Exercise instructions - Among the entries, find the lines with the string "heading" and report them.

Entries provided -
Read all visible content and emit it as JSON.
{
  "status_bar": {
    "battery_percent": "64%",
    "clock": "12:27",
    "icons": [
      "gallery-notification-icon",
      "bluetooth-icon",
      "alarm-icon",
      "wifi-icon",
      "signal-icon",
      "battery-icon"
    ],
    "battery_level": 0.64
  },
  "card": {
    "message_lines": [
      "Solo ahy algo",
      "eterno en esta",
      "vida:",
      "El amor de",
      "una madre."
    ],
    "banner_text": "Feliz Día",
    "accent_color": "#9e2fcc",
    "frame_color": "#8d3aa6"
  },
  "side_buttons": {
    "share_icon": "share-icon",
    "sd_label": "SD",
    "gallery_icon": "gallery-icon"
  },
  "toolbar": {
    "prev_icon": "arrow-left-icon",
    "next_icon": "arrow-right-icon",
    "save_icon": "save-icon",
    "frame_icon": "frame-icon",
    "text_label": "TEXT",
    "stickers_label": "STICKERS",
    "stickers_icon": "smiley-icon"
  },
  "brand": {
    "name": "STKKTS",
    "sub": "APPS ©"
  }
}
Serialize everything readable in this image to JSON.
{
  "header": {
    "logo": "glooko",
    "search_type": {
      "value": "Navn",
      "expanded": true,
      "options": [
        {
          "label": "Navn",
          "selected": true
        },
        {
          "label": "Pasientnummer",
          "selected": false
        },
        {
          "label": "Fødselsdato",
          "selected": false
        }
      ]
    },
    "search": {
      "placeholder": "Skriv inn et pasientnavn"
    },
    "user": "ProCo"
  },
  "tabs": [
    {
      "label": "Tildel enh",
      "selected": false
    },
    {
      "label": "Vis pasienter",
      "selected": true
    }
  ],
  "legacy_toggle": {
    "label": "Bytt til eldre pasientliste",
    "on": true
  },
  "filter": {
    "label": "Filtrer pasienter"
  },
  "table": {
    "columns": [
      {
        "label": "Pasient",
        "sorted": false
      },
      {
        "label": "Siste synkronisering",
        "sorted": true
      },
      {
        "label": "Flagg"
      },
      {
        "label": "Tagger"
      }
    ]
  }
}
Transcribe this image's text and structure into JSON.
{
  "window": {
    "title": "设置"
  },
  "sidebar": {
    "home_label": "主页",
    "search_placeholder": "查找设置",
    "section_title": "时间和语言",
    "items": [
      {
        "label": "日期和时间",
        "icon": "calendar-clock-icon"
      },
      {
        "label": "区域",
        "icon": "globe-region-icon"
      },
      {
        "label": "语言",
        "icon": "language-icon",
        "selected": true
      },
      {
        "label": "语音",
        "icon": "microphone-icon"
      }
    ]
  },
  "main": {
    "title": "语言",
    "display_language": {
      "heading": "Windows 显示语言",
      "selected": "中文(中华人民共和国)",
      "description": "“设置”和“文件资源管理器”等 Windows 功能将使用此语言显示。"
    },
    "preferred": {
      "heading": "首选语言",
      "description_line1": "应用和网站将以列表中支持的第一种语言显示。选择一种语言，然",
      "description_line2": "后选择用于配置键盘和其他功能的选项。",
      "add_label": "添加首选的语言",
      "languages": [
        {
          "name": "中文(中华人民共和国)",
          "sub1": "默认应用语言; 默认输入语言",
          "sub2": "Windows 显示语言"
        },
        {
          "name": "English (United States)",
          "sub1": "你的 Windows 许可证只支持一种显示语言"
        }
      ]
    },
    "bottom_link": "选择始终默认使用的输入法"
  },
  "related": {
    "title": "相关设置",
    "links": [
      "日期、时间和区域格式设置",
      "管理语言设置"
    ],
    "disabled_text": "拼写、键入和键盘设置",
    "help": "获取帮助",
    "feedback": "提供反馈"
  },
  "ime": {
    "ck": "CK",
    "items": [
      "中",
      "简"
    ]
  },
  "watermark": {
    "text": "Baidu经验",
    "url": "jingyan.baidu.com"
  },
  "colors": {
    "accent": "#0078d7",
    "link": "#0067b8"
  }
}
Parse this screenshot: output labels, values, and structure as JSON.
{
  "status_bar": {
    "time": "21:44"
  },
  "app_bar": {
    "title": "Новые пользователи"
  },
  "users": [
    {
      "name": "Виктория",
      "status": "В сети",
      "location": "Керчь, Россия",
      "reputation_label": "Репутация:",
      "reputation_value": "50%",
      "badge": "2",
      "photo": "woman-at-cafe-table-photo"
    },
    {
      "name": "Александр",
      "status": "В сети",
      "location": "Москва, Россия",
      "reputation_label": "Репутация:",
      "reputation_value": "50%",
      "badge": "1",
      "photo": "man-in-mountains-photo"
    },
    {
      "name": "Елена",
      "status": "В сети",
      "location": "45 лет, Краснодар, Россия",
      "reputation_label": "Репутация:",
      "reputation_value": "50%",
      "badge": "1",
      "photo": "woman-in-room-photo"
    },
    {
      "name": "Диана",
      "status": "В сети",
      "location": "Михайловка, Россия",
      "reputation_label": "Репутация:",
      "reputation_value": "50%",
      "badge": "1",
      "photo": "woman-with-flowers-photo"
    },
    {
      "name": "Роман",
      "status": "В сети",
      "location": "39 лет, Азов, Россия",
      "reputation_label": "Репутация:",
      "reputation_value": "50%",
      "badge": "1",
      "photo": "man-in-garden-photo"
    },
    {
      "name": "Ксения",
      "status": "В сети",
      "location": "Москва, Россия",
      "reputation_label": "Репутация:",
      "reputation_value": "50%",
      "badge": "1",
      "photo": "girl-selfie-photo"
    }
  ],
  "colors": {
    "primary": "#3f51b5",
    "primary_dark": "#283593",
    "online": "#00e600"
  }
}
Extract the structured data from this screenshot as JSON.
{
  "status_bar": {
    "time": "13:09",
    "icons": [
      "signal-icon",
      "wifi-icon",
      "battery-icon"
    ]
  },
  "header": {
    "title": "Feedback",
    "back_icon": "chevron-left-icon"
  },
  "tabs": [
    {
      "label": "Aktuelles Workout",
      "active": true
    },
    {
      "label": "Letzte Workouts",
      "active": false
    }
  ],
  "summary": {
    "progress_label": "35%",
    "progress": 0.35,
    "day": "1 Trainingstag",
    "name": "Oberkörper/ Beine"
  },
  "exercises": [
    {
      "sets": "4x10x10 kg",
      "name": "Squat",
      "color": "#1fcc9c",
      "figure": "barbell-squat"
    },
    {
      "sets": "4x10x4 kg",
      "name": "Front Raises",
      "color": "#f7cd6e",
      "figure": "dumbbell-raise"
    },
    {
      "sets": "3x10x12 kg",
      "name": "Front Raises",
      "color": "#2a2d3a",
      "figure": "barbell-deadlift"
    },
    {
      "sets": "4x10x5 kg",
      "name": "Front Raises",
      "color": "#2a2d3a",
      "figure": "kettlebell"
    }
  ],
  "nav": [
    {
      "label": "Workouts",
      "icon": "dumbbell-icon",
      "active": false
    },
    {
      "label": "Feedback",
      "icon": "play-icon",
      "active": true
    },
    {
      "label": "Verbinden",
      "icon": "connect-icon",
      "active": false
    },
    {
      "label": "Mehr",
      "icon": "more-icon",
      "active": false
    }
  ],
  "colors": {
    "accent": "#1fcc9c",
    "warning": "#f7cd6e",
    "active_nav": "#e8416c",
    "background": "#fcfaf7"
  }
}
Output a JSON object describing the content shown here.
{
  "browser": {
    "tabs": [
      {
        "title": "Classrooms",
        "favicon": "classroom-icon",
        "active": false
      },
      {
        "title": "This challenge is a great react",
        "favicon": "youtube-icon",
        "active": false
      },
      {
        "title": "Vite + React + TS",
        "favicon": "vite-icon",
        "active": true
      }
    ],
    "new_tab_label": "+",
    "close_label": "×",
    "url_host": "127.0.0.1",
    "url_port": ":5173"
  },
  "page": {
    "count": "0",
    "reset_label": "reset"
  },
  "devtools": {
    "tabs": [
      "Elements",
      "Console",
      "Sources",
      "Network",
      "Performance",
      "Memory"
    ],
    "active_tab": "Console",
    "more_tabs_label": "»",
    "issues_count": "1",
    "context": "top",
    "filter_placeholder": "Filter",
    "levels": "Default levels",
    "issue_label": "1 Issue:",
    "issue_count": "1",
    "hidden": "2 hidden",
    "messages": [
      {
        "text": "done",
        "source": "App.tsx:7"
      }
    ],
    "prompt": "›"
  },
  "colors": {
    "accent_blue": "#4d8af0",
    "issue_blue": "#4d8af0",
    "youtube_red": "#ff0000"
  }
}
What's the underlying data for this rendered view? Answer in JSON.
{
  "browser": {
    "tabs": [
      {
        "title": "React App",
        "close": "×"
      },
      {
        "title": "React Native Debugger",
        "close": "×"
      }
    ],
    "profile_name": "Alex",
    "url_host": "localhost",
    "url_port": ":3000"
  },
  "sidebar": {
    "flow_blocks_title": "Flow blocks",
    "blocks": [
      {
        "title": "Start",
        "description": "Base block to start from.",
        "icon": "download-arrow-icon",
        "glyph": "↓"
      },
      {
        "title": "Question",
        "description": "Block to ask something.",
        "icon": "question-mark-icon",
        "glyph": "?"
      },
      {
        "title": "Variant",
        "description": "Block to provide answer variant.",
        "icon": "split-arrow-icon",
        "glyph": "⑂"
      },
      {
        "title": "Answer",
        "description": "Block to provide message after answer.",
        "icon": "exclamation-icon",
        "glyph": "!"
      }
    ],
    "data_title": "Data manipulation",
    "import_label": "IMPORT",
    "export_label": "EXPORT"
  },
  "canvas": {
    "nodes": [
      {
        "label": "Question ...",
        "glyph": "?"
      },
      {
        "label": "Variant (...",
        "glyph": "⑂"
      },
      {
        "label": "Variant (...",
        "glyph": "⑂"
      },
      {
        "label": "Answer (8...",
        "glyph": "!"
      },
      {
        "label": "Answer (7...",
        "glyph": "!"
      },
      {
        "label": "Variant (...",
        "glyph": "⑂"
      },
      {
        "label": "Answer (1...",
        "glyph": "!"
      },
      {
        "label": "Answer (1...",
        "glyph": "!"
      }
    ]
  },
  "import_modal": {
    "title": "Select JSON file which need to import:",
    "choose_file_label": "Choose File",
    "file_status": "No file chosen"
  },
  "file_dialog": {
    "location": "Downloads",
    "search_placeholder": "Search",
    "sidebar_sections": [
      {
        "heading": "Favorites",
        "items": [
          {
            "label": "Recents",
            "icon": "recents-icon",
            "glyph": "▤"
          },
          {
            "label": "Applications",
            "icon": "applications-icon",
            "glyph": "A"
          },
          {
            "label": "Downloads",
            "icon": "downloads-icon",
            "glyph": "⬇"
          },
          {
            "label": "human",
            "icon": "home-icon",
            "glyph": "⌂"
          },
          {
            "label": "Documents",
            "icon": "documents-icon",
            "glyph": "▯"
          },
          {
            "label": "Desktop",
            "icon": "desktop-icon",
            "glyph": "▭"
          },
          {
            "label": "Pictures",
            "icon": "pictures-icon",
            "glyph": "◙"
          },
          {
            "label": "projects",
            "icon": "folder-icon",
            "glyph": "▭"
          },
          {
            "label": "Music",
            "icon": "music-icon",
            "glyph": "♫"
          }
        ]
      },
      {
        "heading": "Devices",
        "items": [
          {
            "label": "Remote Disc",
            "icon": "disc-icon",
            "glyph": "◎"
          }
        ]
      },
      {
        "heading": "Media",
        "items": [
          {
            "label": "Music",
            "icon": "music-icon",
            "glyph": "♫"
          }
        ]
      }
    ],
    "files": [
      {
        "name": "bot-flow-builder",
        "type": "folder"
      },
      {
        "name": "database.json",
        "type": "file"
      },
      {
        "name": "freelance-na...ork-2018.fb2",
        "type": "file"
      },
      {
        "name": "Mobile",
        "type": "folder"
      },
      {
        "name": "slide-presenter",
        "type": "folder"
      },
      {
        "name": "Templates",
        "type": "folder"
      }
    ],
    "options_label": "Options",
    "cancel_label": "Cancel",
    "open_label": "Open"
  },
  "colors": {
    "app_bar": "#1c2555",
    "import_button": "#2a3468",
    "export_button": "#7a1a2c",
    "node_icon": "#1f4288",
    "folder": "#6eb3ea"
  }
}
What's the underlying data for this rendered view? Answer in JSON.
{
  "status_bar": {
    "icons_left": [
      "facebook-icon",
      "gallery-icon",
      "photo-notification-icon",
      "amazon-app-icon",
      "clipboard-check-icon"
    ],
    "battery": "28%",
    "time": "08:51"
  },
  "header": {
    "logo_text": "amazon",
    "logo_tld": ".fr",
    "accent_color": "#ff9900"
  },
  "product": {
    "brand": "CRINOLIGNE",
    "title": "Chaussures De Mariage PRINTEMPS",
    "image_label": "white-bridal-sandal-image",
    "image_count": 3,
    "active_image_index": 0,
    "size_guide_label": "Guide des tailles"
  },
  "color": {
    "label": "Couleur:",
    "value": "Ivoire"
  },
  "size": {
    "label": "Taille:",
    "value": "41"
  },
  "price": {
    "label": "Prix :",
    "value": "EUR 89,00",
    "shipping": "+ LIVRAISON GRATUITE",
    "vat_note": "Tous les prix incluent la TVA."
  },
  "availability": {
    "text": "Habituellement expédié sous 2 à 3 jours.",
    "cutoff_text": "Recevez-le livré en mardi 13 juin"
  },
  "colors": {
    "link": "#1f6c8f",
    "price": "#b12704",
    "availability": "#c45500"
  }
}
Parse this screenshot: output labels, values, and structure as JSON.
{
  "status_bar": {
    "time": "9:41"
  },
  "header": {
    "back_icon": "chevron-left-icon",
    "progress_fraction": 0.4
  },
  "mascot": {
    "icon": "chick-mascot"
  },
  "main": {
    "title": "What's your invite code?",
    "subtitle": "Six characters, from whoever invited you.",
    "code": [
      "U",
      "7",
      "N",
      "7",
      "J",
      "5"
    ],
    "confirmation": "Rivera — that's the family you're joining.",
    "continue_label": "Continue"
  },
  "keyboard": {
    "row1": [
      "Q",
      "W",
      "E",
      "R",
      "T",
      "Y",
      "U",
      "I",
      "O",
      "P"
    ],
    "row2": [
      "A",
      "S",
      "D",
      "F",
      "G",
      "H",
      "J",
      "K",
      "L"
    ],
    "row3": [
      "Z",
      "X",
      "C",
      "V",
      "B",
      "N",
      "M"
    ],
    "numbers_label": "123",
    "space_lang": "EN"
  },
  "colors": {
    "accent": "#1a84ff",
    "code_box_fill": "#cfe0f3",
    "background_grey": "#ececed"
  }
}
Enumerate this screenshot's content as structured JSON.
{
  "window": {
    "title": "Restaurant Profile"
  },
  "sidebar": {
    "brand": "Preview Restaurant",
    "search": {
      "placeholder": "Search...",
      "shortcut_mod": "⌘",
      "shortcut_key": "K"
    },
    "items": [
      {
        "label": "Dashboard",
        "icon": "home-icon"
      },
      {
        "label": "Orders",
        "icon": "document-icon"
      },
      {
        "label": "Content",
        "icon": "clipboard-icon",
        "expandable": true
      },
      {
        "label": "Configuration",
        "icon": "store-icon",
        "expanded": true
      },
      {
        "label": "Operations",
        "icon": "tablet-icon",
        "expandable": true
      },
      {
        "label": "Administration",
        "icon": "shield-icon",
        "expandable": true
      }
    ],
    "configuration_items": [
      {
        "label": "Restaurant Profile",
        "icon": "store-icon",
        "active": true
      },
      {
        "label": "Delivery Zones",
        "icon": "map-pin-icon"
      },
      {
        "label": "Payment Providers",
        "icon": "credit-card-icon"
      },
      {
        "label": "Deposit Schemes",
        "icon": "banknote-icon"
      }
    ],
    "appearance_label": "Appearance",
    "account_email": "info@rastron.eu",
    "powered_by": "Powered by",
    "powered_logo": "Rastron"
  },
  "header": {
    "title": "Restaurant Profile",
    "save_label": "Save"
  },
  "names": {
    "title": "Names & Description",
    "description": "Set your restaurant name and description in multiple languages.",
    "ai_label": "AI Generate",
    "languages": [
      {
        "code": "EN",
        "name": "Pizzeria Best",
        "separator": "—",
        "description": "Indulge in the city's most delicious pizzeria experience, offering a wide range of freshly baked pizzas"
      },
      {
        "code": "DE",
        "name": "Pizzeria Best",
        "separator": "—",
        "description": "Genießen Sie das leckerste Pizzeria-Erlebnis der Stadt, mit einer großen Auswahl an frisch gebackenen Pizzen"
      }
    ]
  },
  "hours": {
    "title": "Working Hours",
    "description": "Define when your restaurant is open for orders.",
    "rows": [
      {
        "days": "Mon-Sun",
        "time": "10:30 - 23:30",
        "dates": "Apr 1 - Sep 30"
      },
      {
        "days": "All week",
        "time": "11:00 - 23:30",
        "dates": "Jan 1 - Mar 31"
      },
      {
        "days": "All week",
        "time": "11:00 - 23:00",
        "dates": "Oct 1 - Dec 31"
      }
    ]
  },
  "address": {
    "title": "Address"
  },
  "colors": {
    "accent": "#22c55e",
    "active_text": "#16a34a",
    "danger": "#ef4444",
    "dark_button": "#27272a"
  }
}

Solution to this exercise -
      "heading": "Windows 显示语言",
      "heading": "首选语言",
        "heading": "Favorites",
        "heading": "Devices",
        "heading": "Media",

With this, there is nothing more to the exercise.